How to loosen a jar from the nose of a bear
So, help me if you can I’ve got to get
Back to the house at Pooh corner by one
You’d be surprised there’s so much to be done,
Count all the bees in the hive,
Chase all the clouds from the sky .
Back to the days of Christopher Robin and Pooh,
Back to the days of Christopher Robin,
Back to the ways of Pooh

It’s hard to explain how a few precious things
Seem to follow throughout all our lives
After all’s said and done I was watching my son
Sleeping there with my bear by his side
So I tucked him in, kissed him
And as I was going
I swear that old bear whispered
Boy, welcome home!

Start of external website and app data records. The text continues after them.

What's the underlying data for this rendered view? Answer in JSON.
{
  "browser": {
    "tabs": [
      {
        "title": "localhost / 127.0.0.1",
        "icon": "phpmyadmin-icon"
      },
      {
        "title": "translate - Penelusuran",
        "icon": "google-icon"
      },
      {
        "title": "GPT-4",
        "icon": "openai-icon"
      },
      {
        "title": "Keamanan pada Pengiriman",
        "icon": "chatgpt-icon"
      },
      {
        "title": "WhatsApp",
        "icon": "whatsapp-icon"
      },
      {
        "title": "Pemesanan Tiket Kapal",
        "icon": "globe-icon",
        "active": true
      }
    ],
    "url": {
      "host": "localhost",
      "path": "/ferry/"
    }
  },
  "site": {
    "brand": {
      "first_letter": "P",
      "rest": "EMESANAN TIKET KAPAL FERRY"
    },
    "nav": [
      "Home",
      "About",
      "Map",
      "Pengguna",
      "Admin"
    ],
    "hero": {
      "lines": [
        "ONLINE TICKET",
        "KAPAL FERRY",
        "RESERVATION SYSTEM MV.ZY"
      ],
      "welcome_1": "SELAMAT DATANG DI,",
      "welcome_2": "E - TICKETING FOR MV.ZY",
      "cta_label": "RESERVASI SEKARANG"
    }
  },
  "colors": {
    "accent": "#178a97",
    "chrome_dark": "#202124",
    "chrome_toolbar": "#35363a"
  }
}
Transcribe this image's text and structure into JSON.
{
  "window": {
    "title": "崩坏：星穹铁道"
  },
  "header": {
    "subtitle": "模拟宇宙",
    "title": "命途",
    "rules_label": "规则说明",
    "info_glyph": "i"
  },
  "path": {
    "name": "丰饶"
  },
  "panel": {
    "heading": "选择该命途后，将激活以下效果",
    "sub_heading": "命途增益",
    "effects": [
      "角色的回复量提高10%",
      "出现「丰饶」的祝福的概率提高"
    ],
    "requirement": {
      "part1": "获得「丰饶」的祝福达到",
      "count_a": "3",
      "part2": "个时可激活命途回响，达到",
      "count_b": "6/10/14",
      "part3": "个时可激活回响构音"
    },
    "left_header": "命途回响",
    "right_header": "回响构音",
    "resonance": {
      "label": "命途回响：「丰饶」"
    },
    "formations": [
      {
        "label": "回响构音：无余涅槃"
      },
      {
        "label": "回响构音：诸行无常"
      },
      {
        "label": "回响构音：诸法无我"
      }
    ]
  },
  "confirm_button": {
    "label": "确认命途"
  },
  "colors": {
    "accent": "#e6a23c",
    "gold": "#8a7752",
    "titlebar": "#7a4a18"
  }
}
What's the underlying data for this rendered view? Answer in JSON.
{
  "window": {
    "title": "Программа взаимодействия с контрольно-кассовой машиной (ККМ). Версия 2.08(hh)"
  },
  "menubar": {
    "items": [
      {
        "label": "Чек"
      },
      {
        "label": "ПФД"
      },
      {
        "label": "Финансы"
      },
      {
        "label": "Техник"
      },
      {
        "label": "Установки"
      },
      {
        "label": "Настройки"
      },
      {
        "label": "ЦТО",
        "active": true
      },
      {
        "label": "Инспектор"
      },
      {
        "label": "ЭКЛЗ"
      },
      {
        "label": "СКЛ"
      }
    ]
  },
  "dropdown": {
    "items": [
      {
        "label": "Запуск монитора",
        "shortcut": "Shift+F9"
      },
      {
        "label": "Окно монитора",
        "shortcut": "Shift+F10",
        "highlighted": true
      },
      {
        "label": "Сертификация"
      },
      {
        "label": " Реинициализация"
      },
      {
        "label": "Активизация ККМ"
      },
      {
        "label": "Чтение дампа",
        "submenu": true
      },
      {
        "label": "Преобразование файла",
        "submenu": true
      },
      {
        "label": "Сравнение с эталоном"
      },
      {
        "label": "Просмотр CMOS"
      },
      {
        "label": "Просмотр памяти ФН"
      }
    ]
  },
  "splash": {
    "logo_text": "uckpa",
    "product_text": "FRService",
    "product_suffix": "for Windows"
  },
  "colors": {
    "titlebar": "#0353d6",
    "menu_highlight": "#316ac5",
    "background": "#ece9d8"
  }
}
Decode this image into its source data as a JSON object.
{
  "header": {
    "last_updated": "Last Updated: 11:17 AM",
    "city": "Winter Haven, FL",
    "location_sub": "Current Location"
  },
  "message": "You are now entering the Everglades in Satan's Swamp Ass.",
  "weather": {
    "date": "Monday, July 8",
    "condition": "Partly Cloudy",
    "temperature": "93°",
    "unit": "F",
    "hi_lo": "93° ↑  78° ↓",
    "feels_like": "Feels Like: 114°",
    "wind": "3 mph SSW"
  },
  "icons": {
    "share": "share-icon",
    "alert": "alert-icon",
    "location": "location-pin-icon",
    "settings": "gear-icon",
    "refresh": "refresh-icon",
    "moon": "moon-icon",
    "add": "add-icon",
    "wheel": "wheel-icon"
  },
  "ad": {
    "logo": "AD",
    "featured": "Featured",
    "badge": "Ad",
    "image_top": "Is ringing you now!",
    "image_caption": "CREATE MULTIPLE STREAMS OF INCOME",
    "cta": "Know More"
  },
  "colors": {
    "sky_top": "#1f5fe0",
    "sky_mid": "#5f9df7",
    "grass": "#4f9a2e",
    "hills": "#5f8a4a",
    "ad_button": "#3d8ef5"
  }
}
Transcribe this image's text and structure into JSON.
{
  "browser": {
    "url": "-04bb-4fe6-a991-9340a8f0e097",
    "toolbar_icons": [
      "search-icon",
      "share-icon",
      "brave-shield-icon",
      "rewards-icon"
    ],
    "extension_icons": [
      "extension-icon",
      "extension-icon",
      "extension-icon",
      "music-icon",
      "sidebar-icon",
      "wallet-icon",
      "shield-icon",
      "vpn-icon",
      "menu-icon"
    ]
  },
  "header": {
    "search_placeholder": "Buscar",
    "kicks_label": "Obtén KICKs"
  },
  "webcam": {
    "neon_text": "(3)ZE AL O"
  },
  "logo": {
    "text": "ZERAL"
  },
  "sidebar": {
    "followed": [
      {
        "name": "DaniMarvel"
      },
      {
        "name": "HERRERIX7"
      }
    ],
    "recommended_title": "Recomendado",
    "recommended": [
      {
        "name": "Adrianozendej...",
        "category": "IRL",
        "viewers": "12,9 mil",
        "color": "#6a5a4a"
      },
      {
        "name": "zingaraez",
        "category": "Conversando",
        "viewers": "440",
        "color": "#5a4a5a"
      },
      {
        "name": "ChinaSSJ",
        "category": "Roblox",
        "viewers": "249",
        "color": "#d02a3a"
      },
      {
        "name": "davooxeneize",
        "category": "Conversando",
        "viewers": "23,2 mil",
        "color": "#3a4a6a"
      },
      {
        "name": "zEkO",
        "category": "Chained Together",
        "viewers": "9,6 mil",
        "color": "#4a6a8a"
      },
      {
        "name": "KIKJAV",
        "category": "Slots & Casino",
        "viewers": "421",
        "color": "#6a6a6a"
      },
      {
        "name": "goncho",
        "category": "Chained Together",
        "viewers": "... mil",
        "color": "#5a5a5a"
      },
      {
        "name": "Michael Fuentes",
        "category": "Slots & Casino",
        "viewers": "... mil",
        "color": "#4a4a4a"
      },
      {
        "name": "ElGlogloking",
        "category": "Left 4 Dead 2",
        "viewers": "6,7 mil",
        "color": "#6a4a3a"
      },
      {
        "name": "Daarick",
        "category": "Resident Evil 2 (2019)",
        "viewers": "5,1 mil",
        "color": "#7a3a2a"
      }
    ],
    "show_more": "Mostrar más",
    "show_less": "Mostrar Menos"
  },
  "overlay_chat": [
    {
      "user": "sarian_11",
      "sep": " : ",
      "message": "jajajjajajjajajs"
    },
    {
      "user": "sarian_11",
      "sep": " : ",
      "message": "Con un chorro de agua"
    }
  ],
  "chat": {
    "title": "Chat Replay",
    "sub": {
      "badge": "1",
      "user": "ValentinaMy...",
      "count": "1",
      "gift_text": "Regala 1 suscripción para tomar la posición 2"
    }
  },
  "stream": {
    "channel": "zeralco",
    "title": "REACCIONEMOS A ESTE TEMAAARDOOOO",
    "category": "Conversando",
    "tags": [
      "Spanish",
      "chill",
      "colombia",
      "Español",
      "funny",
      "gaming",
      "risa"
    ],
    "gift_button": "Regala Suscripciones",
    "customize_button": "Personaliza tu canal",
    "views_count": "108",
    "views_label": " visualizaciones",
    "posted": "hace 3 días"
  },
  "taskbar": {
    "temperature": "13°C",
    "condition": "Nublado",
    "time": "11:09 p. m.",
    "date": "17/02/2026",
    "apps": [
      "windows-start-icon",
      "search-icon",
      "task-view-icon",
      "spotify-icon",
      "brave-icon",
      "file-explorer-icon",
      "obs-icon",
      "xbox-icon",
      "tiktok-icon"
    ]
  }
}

Believe me if you can, I’ve got to get
Back to the house at Pooh Corner by one
What do you know, there’s so much to be done
Count all the bees in the hive
Chase all the clouds from the sky
Back to the days of Christopher Robin and Pooh
Back to the ways of Christopher Robin and Pooh
Back to the ways of Pooh

 

Songwriters: Kenneth Clark Loggins
House At Pooh Corner lyrics © Universal Music Publishing Group

Ode to Billie Joe

They made a movie out of this one … the song came out in 1967, the movie nine years later in 1976.  The song was written and recorded by Bobbie Gentry, a singer-songwriter from Chickasaw County, Mississippi.  The song tells of a rural Mississippi family’s reaction to the news of the suicide of Billie Joe McAllister, a local boy to whom the daughter (and narrator) is connected.

Questions arose among listeners: what did Billie Joe and his girlfriend throw off the Tallahatchie Bridge, and why did Billie Joe commit suicide? Speculation ran rampant after the song hit the airwaves. Gentry said in a November 1967 interview that it was the question most asked of her by everyone she met. She named flowers, an engagement ring, a draft card, a bottle of LSD pills, and an aborted baby as the most often guessed items. Although she knew what the item was, she would not reveal it, saying only “Suppose it was a wedding ring.”

“It’s in there for two reasons,” she said. “First, it locks up a definite relationship between Billie Joe and the girl telling the story, the girl at the table. Second, the fact that Billie Joe was seen throwing something off the bridge – no matter what it was – provides a possible motivation as to why he jumped off the bridge the next day.”

The song always leaves me a bit sad, but still, I like it …

Ode to Billie Joe
Bobbie Gentry

It was the third of June, another sleepy, dusty Delta day
I was out choppin’ cotton, and my brother was balin’ hay
And at dinner time we stopped and walked back to the house to eat
And mama hollered out the back door, y’all, remember to wipe your feet
And then she said, I got some news this mornin’ from Choctaw Ridge
Today, Billy Joe MacAllister jumped off the Tallahatchie Bridge

And papa said to mama, as he passed around the blackeyed peas
Well, Billy Joe never had a lick of sense; pass the biscuits, please
There’s five more acres in the lower forty I’ve got to plow
And mama said it was shame about Billy Joe, anyhow
Seems like nothin’ ever comes to no good up on Choctaw Ridge
And now Billy Joe MacAllister’s jumped off the Tallahatchie Bridge

And brother said he recollected when he, and Tom, and Billie Joe
Put a frog down my back at the Carroll County picture show
And wasn’t I talkin’ to him after church last Sunday night?
I’ll have another piece-a apple pie; you know, it don’t seem right
I saw him at the sawmill yesterday on Choctaw Ridge
And now ya tell me Billie Joe’s jumped off the Tallahatchie Bridge

And mama said to me, child, what’s happened to your appetite?
I’ve been cookin’ all morning, and you haven’t touched a single bite
That nice young preacher, Brother Taylor, dropped by today
Said he’d be pleased to have dinner on Sunday, oh, by the way
He said he saw a girl that looked a lot like you up on Choctaw Ridge
And she and Billy Joe was throwing somethin’ off the Tallahatchie Bridge

A year has come and gone since we heard the news ’bout Billy Joe
And brother married Becky Thompson; they bought a store in Tupelo
There was a virus going ’round; papa caught it, and he died last spring
And now mama doesn’t seem to want to do much of anything
And me, I spend a lot of time pickin’ flowers up on Choctaw Ridge
And drop them into the muddy water off the Tallahatchie Bridge

Songwriters: Bobbie Gentry
Ode to Billie Joe lyrics © Spirit Music Group